ACTION ITEM →
All of the data below should come back exactly as written, minus its images.

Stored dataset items
============================================================
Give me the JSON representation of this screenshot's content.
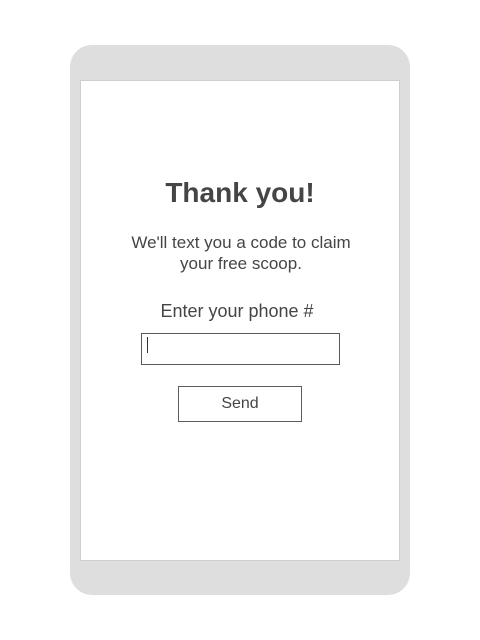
{
  "confirmation": {
    "title": "Thank you!",
    "message": "We'll text you a code to claim your free scoop."
  },
  "phone_form": {
    "label": "Enter your phone #",
    "input_value": "",
    "input_placeholder": "",
    "send_label": "Send"
  }
}
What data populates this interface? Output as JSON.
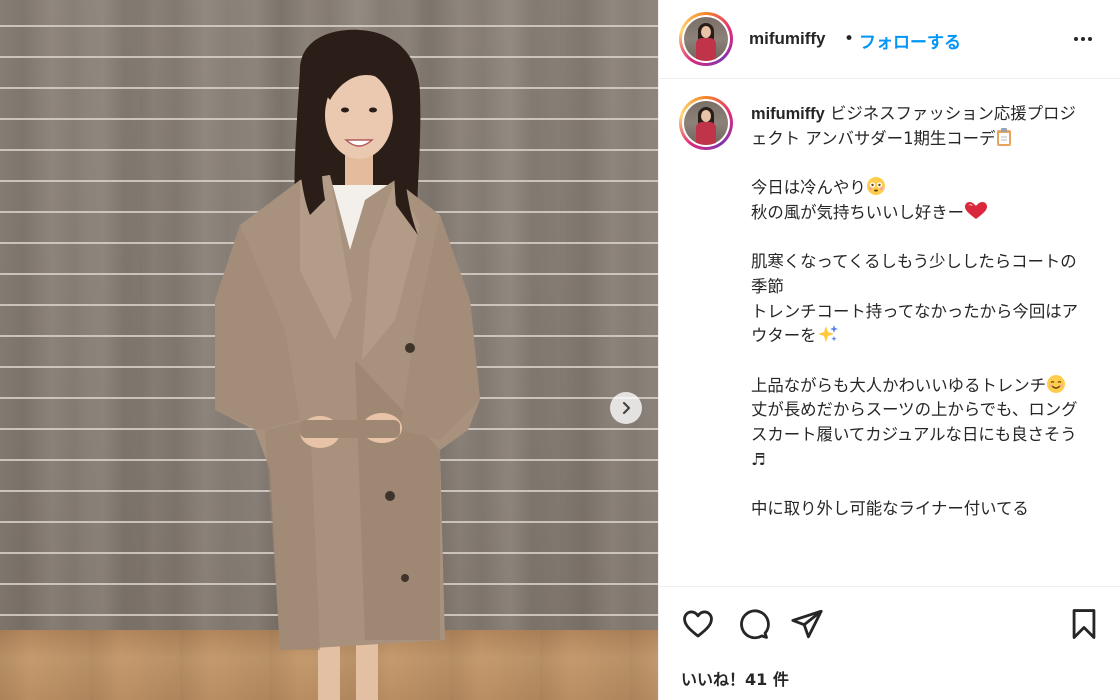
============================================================
WRITTEN REPLY →
Give me the JSON representation of this screenshot's content.
{
  "confirmation": {
    "title": "Thank you!",
    "message": "We'll text you a code to claim your free scoop."
  },
  "phone_form": {
    "label": "Enter your phone #",
    "input_value": "",
    "input_placeholder": "",
    "send_label": "Send"
  }
}
What data populates this interface? Output as JSON.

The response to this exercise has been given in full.